unfavorably to Adam, Seth maintains a happy disposition and a gentle touch
through it all. Seth is motivated by his religious feelings and his
love of his family. Although he proposed to Dinah at the beginning
of the novel, Seth does not let his feelings interfere with Adam’s because
he will do anything for his brother. When Adam approaches him and
asks what he thinks about him proposing to Dinah, Seth does not
even question whether Adam loves her. Seth’s presence in the novel,
then, may be intended as an indication that there are other good
men in the world besides Adam and that goodness does not always
manifest itself in the same way. After all, Adam and Seth are very
different. Whereas Adam is exceptionally industrious, Seth is a constant
dreamer. Whereas Adam is strong-minded and quick with numbers, Seth
is easily swayed in most things and slower than his brother. Perhaps
most important, although Adam’s pride is easily offended, at least
in the beginning of the novel, Seth is patient and extremely humble
throughout. Seth is a reminder that although Adam’s particular qualities

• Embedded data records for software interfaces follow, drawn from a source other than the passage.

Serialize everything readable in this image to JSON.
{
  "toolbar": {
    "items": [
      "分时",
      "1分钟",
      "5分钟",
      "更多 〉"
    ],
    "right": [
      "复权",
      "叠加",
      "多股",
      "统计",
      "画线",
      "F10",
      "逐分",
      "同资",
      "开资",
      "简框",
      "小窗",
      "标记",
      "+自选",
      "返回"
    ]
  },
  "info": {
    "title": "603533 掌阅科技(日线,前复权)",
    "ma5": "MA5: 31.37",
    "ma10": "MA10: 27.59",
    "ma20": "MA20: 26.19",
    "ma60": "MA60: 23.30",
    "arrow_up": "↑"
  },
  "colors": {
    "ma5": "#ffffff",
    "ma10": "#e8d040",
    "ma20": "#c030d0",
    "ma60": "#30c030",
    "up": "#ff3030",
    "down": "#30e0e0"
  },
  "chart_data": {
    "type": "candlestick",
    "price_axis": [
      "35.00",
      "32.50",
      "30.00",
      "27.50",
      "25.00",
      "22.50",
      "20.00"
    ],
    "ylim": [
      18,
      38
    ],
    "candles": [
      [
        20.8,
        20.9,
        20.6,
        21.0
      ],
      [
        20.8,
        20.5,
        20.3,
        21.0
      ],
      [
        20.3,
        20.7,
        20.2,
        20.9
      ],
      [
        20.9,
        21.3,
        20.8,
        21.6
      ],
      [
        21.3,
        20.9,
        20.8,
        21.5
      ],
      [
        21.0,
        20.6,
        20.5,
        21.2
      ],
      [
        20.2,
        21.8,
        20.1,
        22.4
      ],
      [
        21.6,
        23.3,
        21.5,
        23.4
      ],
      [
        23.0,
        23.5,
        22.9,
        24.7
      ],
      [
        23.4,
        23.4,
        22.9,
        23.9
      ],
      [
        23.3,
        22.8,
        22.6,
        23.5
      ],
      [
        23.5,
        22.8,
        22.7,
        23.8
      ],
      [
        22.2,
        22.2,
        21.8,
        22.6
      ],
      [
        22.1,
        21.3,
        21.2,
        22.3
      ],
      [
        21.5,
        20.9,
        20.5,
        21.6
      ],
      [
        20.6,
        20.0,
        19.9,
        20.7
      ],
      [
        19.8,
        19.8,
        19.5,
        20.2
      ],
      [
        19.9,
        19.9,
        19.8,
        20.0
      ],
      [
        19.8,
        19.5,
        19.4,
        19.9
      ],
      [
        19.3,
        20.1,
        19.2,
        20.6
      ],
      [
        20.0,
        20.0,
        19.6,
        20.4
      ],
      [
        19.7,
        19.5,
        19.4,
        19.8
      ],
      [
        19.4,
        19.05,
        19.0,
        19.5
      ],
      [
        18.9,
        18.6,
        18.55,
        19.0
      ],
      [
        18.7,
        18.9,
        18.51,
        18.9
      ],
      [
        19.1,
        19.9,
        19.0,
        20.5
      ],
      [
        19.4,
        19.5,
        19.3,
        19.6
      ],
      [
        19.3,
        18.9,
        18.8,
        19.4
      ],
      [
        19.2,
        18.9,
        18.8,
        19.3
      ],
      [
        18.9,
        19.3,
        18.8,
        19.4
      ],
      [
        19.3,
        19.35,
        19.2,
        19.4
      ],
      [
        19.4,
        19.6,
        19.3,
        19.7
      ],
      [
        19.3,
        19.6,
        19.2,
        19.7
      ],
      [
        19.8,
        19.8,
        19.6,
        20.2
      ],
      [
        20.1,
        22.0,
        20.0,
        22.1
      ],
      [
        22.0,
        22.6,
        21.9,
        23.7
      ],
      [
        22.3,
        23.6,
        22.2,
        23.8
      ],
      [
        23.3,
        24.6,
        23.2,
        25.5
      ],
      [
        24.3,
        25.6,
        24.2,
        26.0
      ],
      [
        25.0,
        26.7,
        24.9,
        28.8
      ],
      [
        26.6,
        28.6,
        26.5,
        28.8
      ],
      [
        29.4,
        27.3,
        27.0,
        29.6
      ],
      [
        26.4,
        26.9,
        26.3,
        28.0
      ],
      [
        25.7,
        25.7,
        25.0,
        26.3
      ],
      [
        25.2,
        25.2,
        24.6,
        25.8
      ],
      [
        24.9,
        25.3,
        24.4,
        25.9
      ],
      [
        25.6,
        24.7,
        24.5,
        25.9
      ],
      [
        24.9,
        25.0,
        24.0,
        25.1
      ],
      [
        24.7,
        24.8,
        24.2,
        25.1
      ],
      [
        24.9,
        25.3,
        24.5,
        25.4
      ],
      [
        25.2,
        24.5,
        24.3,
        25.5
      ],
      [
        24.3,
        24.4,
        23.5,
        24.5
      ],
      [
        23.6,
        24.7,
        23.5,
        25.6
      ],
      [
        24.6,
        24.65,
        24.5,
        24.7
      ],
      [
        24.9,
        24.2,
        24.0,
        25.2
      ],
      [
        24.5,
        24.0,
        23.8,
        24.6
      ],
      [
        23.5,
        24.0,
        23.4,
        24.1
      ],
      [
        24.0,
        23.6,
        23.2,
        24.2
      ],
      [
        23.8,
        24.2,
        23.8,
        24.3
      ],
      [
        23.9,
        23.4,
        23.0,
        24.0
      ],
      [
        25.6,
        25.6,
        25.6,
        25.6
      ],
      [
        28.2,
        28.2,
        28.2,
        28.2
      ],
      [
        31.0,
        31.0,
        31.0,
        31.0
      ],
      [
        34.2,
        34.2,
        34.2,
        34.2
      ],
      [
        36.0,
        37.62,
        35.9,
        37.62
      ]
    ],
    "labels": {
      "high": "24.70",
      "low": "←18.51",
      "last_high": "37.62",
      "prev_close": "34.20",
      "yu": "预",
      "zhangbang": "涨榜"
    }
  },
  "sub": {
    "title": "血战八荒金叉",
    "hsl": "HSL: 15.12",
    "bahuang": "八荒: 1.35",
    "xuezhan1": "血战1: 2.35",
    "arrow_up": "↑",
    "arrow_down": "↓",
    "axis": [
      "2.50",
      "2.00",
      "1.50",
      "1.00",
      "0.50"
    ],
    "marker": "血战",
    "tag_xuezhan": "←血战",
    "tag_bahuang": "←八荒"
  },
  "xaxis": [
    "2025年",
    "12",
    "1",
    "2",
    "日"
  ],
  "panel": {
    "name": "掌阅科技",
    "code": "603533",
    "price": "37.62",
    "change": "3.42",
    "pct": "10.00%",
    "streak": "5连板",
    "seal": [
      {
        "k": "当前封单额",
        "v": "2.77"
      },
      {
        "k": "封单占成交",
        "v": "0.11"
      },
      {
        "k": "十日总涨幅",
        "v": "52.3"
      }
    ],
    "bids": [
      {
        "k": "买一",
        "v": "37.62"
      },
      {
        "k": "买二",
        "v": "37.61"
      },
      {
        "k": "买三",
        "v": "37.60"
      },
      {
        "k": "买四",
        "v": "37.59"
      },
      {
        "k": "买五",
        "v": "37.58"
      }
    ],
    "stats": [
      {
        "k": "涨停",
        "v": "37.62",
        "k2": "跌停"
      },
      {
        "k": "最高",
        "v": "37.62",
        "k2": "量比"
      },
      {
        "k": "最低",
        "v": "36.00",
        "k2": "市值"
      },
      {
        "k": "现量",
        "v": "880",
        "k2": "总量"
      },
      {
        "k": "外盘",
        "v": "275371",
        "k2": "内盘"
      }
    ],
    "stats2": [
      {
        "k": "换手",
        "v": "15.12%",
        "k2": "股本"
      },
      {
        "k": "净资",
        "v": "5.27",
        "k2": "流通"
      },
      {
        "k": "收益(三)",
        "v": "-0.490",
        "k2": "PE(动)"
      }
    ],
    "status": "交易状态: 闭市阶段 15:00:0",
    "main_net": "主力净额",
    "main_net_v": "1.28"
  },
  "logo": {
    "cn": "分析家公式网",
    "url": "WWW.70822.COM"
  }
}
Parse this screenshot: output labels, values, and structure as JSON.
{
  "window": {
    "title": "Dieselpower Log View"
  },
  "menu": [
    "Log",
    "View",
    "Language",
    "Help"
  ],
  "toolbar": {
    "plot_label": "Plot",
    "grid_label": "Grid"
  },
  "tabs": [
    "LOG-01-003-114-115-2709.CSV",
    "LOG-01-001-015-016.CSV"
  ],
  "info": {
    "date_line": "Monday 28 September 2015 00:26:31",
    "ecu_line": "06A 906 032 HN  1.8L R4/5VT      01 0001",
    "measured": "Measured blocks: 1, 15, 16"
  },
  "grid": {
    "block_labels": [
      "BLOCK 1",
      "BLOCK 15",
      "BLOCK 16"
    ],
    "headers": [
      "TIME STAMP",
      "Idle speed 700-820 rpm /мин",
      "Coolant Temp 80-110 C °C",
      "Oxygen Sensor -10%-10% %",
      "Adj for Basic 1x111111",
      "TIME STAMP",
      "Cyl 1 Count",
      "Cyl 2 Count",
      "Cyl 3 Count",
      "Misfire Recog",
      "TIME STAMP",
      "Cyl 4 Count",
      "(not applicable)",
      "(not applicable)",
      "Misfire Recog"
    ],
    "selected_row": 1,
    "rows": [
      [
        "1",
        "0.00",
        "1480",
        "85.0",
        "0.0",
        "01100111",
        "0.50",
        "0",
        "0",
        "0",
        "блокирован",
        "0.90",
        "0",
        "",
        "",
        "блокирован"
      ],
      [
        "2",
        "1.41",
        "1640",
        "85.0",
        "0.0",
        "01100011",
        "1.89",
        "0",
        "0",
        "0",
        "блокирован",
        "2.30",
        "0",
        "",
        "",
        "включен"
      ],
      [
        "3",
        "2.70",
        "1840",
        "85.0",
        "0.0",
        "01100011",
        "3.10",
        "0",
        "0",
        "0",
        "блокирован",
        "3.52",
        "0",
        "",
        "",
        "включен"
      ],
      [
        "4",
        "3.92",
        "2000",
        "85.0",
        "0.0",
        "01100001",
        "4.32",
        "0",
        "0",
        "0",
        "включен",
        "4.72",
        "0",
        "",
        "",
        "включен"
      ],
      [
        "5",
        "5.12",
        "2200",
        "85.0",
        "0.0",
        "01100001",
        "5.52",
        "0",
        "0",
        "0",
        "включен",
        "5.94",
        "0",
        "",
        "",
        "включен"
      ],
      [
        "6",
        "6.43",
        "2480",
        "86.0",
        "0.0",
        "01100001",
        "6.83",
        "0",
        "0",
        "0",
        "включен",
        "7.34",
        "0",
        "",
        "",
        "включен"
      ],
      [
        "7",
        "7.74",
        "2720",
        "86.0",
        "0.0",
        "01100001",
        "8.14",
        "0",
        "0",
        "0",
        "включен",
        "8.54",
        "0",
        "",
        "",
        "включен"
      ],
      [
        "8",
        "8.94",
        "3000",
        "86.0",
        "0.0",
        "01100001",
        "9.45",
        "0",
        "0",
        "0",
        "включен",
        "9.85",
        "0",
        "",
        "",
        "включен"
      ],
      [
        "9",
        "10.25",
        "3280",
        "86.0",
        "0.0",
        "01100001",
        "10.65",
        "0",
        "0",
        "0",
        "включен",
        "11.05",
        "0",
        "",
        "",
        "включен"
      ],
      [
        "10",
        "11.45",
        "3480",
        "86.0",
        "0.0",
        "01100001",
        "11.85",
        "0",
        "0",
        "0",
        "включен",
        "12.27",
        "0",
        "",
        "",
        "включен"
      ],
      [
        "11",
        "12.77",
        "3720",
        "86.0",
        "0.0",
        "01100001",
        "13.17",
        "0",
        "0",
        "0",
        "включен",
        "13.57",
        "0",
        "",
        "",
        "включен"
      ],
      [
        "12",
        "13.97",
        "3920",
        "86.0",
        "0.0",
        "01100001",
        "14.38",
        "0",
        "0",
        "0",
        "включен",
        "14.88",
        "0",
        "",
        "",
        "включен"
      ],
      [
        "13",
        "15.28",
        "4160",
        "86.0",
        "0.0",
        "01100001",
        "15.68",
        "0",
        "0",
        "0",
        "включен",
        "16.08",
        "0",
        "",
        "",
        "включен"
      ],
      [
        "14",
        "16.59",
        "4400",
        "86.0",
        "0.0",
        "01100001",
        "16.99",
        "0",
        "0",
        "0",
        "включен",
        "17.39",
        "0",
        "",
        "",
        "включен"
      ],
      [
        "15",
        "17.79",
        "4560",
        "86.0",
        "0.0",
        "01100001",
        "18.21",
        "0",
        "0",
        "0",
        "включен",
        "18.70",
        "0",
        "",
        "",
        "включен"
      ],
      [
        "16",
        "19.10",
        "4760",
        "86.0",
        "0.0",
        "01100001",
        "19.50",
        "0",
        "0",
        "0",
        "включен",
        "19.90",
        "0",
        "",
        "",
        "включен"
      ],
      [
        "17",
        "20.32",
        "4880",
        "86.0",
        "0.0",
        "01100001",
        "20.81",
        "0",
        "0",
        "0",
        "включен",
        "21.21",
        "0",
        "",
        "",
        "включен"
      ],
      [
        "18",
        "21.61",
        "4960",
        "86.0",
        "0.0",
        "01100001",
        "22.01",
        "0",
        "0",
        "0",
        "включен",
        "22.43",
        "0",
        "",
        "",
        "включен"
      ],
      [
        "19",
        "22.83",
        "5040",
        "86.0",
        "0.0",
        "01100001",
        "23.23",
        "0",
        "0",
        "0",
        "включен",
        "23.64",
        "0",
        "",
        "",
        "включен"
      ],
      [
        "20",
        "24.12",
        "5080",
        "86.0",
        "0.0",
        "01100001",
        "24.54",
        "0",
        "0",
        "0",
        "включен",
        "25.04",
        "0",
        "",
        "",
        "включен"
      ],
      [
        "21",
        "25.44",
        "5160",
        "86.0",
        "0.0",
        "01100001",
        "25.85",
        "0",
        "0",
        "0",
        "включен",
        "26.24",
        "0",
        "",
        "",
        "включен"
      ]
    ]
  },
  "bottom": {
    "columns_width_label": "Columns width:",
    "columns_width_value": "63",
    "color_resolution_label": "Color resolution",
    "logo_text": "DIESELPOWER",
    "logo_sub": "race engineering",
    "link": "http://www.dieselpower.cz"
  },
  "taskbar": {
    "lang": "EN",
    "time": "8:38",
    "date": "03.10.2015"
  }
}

make him a good man, there are other combinations of qualities that
make equally good men.
Adam and Dinah, instead of being separated by the love
they each felt for Hetty, are influenced by it. It may seem a little
odd that Adam is able to fall in love with Dinah so quickly after
the disappointment of his marriage hopes with Hetty and his near
total collapse at her trial. Yet Dinah is not separate from his
feelings for Hetty. Instead, she was a crucial part of Hetty’s last
days in England. She bolstered Hetty’s spirits after the trial,
and by helping Hetty, she won Adam’s affection. For Dinah, the conversion
of Hetty is likewise important, and Adam was a major part of that
chapter of her life. Adam acquitted himself admirably during the
trial and ultimately showed himself to be compassionate and gentle
when he spoke to Hetty at the jail. Dinah can love these qualities
in him without being jealous or spiteful about his previous love
of Hetty. Mutual sorrow brings Adam and Dinah together because it
has changed the way they both see the world and allowed them to
see the best in each other.
Dinah’s resistance to Adam’s marriage proposal raises
an unresolved question about giving up her freedom to be with Adam. Dinah’s
life up until her marriage is not beholden to anyone. She does as
she pleases, although she does not choose to live a hedonistic existence
but rather to follow the will of God. She loves everyone in the
world equally, and she does not show preference to any one person.
The decision to allow her life to be governed by her affection for one
man is a huge change in Dinah’s personality and is not one to be taken
lightly. Although Dinah’s decision to marry Adam does lead to her
happiness at the end of the novel, Eliot’s willingness to take seriously
the notion that a woman might not be so eager to marry and give
up her life, even for a man so wonderful as Adam, suggests a streak
of early feminism in her that is way ahead of her time. Despite
her sarcastic derision of women in the novel, especially of her
lady reader, Eliot’s presentation of women is complex and textured.
She does not resolve the issues about Dinah’s abdication of her
freedom but rather leaves readers to decide them for themselves.